_Exercise_: Work through the records below and copy every line that includes "label".

_The data_:

──────────

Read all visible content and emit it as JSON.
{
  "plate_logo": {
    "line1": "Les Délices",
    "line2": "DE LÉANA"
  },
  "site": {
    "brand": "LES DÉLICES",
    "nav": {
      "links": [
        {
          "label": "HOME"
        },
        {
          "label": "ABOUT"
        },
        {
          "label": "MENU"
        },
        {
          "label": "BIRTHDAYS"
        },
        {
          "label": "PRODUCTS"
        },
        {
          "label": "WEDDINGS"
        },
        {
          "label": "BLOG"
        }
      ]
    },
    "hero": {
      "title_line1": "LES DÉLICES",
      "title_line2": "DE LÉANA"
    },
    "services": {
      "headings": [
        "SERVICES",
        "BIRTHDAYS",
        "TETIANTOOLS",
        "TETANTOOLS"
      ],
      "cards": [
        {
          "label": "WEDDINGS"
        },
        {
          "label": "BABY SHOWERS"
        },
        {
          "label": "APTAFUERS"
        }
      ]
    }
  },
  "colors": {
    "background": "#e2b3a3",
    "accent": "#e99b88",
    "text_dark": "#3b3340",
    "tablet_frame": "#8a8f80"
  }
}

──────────

_Solution_:
          "label": "HOME"
          "label": "ABOUT"
          "label": "MENU"
          "label": "BIRTHDAYS"
          "label": "PRODUCTS"
          "label": "WEDDINGS"
          "label": "BLOG"
          "label": "WEDDINGS"
          "label": "BABY SHOWERS"
          "label": "APTAFUERS"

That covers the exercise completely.